* _PROBLEM DETAILS_: Please state how many lines below include the word "background"; the reply should be the number only.

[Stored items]
· · · · ·

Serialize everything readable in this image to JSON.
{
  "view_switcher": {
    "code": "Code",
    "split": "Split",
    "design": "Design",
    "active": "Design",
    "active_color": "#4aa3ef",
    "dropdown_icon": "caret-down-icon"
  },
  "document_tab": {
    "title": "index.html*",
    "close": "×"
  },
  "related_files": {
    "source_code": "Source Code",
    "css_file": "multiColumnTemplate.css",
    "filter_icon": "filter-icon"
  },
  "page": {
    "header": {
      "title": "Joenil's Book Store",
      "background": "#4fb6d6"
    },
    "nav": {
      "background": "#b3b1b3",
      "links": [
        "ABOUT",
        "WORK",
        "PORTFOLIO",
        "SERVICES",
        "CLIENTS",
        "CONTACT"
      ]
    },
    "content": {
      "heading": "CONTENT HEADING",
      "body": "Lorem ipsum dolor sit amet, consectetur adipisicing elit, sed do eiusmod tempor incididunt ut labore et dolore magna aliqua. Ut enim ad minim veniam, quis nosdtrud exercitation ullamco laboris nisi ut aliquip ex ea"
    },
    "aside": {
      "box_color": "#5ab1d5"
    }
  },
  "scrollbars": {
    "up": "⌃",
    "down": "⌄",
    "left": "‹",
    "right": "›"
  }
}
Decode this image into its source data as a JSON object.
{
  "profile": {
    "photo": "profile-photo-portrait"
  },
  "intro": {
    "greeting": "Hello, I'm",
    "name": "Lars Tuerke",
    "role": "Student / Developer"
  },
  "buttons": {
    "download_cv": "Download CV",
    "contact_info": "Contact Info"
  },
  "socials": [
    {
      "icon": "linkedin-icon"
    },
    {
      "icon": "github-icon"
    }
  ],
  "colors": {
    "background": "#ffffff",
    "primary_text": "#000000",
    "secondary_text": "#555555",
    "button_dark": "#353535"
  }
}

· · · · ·

* _EXPECTED OUTPUT_: 3